Objective: The objective of this longitudinal study examined, first, whether people with multiple sclerosis who previously advocated for angioplasty to treat chronic cerebral spinal venous insufficiency (CCSVI) through YouTube continued reporting benefits. Second, it examined a new cohort reporting on CCSVI treatment, and third, whether perspectives have changed.
Method: YouTube videos from August 2011 to January 2019 related to CCSVI were retrieved. Once retrieved, all videos were compiled, classified and analyzed. Categorical data were reported and a pre-determined code-book was used to code videos. Data from the videos were extracted and analyzed using discourse analysis.
Results: 1293 videos related to CCSVI were uploaded by 54 people with multiple sclerosis who met the inclusion criteria. YouTube videos uploaded by people with multiple sclerosis have shifted in volume and message. The initial surge in interest in CCSVI treatment has diminished, but there still exists strong advocates for its use. There appears to be an inconsistency between positive results, actual improvements in symptoms, and the overall messages reported. Very little long-term data was available as the procedure is relatively new.

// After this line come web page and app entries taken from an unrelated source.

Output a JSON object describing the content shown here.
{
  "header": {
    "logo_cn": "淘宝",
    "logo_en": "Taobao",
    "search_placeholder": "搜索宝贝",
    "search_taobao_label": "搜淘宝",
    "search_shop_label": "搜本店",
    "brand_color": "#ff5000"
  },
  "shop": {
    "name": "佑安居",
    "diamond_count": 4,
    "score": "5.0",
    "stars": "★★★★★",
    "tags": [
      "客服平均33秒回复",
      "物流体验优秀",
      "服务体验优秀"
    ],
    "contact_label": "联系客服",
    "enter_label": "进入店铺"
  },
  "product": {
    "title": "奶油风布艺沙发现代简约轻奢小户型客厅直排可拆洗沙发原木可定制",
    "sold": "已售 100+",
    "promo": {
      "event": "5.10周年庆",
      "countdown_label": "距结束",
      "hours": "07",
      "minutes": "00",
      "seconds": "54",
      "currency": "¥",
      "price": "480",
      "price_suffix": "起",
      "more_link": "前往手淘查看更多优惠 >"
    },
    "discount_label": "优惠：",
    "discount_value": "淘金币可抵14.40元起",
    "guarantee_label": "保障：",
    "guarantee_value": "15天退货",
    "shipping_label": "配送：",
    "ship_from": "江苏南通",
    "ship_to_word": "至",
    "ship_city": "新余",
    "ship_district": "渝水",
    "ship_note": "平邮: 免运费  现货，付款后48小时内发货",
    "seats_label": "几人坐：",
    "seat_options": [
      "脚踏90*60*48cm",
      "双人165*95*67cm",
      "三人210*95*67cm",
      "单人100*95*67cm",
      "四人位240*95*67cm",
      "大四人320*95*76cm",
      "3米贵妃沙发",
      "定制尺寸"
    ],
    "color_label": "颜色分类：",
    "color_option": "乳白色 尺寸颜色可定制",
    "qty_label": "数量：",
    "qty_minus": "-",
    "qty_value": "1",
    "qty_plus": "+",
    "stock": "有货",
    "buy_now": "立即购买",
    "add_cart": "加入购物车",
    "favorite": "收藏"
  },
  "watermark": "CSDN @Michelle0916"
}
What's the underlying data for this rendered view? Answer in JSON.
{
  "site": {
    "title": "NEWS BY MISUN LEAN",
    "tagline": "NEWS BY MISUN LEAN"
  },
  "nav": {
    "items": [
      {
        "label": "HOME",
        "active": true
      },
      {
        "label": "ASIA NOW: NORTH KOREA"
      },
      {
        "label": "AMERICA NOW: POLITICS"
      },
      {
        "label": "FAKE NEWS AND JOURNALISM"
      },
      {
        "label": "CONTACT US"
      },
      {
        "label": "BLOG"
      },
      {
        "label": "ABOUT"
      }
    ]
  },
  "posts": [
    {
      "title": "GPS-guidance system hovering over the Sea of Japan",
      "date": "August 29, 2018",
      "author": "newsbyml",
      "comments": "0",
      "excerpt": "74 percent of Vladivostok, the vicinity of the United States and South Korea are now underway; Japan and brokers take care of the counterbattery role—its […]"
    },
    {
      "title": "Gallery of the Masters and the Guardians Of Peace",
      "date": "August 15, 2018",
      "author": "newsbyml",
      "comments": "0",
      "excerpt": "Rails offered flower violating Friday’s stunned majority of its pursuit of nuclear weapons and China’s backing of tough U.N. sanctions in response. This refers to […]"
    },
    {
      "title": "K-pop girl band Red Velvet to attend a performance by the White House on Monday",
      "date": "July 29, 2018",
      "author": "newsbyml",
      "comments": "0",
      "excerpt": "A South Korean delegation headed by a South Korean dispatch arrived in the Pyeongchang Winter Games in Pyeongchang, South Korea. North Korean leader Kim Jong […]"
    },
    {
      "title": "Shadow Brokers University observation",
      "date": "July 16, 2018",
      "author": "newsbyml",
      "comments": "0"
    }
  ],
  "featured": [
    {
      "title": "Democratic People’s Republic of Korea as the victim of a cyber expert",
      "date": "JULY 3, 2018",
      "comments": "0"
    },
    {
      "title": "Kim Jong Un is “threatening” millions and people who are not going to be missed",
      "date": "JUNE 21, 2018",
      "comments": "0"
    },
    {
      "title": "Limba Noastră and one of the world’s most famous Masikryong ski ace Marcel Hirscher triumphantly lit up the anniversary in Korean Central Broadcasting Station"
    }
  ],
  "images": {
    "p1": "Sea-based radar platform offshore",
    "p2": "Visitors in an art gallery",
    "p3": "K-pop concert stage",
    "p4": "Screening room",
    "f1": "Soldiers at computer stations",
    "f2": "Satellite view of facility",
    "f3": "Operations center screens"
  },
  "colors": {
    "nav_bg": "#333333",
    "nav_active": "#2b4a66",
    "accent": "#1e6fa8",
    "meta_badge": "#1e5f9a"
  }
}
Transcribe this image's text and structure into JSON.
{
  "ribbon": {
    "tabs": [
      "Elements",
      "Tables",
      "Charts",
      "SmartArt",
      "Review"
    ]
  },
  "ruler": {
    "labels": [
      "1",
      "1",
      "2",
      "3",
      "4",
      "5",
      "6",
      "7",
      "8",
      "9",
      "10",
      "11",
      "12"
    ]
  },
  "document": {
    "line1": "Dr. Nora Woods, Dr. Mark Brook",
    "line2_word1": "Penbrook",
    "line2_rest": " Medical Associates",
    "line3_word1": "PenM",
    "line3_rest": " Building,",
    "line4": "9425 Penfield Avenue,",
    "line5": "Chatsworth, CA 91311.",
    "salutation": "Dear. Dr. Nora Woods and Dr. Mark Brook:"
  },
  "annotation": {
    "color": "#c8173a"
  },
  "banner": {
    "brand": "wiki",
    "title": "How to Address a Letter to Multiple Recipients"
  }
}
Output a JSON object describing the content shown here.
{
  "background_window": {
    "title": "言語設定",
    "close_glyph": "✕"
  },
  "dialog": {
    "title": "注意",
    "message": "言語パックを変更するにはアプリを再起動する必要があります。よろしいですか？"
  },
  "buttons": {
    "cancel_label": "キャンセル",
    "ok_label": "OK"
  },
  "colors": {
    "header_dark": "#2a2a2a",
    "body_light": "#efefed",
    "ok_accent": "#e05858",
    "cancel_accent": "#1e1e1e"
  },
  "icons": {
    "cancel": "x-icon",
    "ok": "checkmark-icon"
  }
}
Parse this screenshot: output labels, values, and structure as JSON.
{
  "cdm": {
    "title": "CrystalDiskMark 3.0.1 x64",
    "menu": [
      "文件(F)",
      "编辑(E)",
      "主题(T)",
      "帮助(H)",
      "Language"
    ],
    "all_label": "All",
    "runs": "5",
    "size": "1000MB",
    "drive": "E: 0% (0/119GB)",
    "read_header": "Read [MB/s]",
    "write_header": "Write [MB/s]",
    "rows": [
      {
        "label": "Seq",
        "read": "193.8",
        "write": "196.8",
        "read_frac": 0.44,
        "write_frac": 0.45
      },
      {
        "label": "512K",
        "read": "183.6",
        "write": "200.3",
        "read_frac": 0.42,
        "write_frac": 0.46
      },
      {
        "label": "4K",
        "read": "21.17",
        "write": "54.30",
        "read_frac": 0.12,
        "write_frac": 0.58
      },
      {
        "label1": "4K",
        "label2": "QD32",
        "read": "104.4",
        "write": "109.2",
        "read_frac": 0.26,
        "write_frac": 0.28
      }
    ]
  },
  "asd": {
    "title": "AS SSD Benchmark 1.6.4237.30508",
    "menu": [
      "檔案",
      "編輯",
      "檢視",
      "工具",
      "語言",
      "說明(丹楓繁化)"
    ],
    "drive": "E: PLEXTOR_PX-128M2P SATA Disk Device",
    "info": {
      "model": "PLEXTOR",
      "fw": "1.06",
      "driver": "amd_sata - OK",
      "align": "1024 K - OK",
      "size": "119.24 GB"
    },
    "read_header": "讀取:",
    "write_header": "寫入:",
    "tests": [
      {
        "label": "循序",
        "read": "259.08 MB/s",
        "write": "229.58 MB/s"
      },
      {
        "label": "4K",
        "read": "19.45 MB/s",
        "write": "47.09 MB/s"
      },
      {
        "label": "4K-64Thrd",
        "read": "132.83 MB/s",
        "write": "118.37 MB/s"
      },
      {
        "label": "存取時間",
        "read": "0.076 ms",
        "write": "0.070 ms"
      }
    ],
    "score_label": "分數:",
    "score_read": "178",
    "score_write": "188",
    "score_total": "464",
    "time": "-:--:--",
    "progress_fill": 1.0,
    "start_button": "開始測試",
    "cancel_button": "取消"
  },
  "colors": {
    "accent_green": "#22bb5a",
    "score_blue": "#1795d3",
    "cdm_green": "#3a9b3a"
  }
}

Conclusion: Practitioners may be faced with pressure to provide unproven treatments in the future and should be understanding but evidence-driven when supporting multiple sclerosis therapies.